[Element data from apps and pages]
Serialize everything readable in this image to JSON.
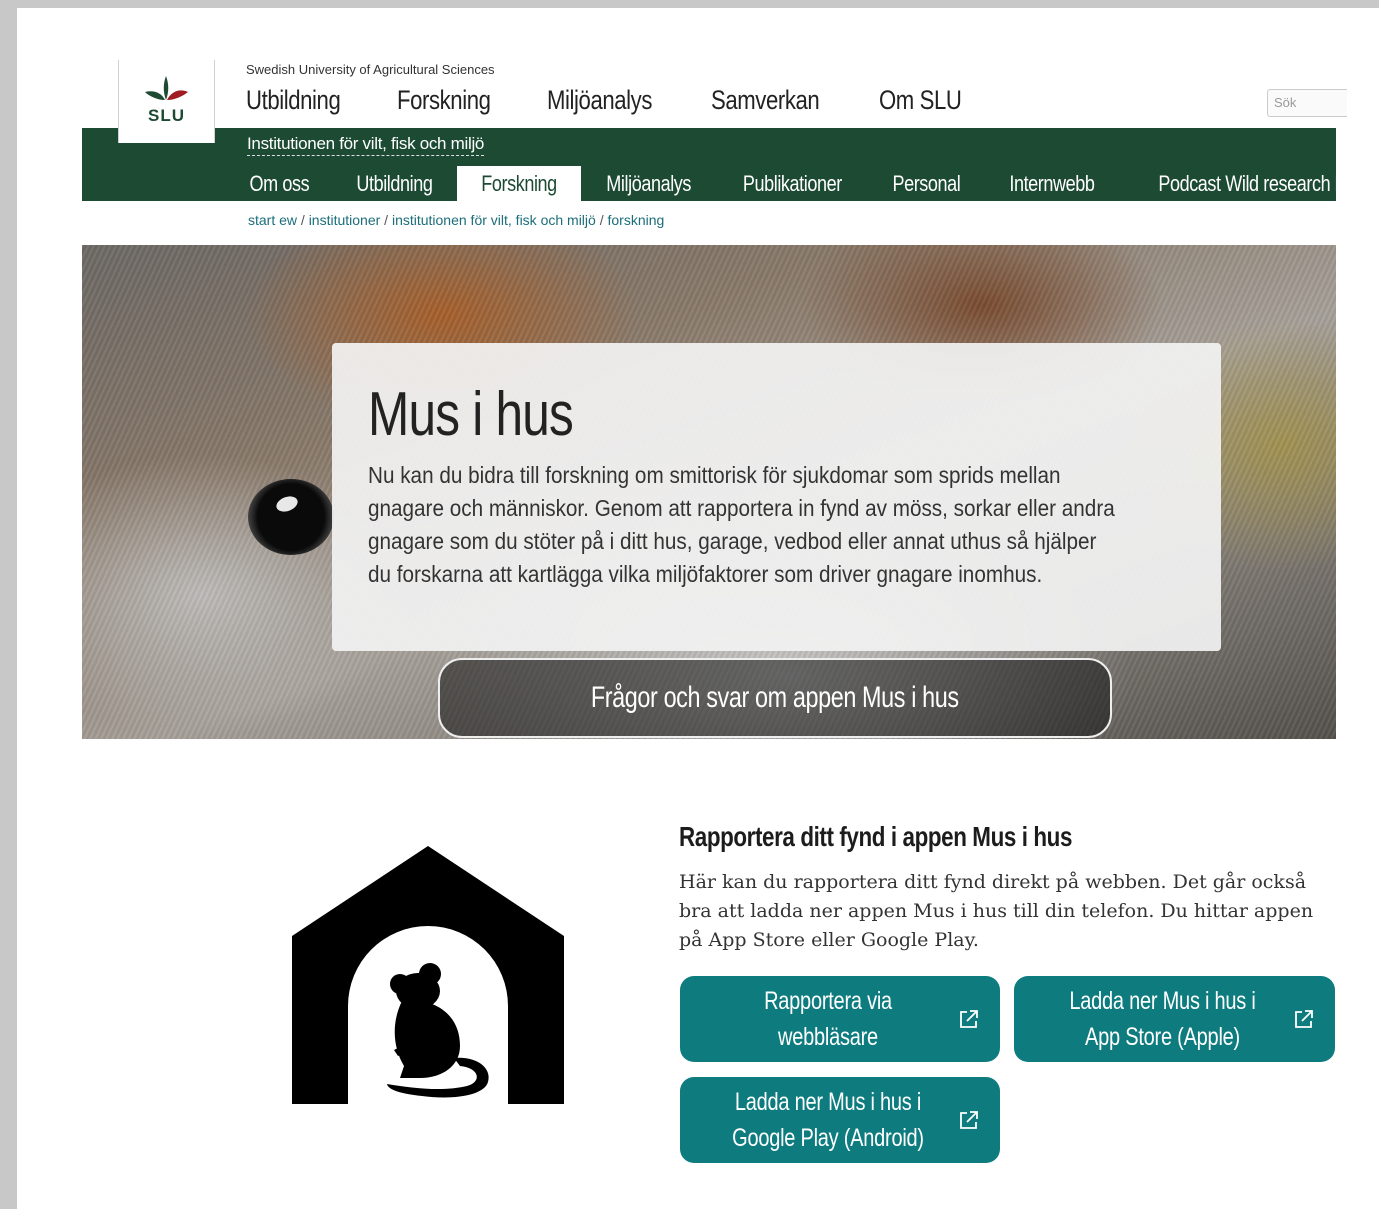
{
  "header": {
    "logo_text": "SLU",
    "university": "Swedish University of Agricultural Sciences",
    "main_nav": [
      "Utbildning",
      "Forskning",
      "Miljöanalys",
      "Samverkan",
      "Om SLU"
    ],
    "search_placeholder": "Sök"
  },
  "department": "Institutionen för vilt, fisk och miljö",
  "sub_nav": [
    {
      "label": "Om oss",
      "active": false
    },
    {
      "label": "Utbildning",
      "active": false
    },
    {
      "label": "Forskning",
      "active": true
    },
    {
      "label": "Miljöanalys",
      "active": false
    },
    {
      "label": "Publikationer",
      "active": false
    },
    {
      "label": "Personal",
      "active": false
    },
    {
      "label": "Internwebb",
      "active": false
    },
    {
      "label": "Podcast Wild research bites",
      "active": false
    }
  ],
  "breadcrumb": {
    "items": [
      "start ew",
      "institutioner",
      "institutionen för vilt, fisk och miljö",
      "forskning"
    ],
    "separator": " / "
  },
  "hero": {
    "title": "Mus i hus",
    "text": "Nu kan du bidra till forskning om smittorisk för sjukdomar som sprids mellan gnagare och människor. Genom att rapportera in fynd av möss, sorkar eller andra gnagare som du stöter på i ditt hus, garage, vedbod eller annat uthus så hjälper du forskarna att kartlägga vilka miljöfaktorer som driver gnagare inomhus.",
    "faq_button": "Frågor och svar om appen Mus i hus"
  },
  "report": {
    "title": "Rapportera ditt fynd i appen Mus i hus",
    "text": "Här kan du rapportera ditt fynd direkt på webben. Det går också bra att ladda ner appen Mus i hus till din telefon. Du hittar appen på App Store eller Google Play.",
    "buttons": {
      "web": "Rapportera via webbläsare",
      "appstore": "Ladda ner Mus i hus i App Store (Apple)",
      "googleplay": "Ladda ner Mus i hus i Google Play (Android)"
    }
  },
  "colors": {
    "green_bar": "#1c4a33",
    "teal_button": "#0e7c7f",
    "link": "#1b6e7a"
  }
}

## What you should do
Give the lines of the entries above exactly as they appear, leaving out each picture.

## Your solution
Serialize everything readable in this image to JSON.
{
  "header": {
    "logo_text": "SLU",
    "university": "Swedish University of Agricultural Sciences",
    "main_nav": [
      "Utbildning",
      "Forskning",
      "Miljöanalys",
      "Samverkan",
      "Om SLU"
    ],
    "search_placeholder": "Sök"
  },
  "department": "Institutionen för vilt, fisk och miljö",
  "sub_nav": [
    {
      "label": "Om oss",
      "active": false
    },
    {
      "label": "Utbildning",
      "active": false
    },
    {
      "label": "Forskning",
      "active": true
    },
    {
      "label": "Miljöanalys",
      "active": false
    },
    {
      "label": "Publikationer",
      "active": false
    },
    {
      "label": "Personal",
      "active": false
    },
    {
      "label": "Internwebb",
      "active": false
    },
    {
      "label": "Podcast Wild research bites",
      "active": false
    }
  ],
  "breadcrumb": {
    "items": [
      "start ew",
      "institutioner",
      "institutionen för vilt, fisk och miljö",
      "forskning"
    ],
    "separator": " / "
  },
  "hero": {
    "title": "Mus i hus",
    "text": "Nu kan du bidra till forskning om smittorisk för sjukdomar som sprids mellan gnagare och människor. Genom att rapportera in fynd av möss, sorkar eller andra gnagare som du stöter på i ditt hus, garage, vedbod eller annat uthus så hjälper du forskarna att kartlägga vilka miljöfaktorer som driver gnagare inomhus.",
    "faq_button": "Frågor och svar om appen Mus i hus"
  },
  "report": {
    "title": "Rapportera ditt fynd i appen Mus i hus",
    "text": "Här kan du rapportera ditt fynd direkt på webben. Det går också bra att ladda ner appen Mus i hus till din telefon. Du hittar appen på App Store eller Google Play.",
    "buttons": {
      "web": "Rapportera via webbläsare",
      "appstore": "Ladda ner Mus i hus i App Store (Apple)",
      "googleplay": "Ladda ner Mus i hus i Google Play (Android)"
    }
  },
  "colors": {
    "green_bar": "#1c4a33",
    "teal_button": "#0e7c7f",
    "link": "#1b6e7a"
  }
}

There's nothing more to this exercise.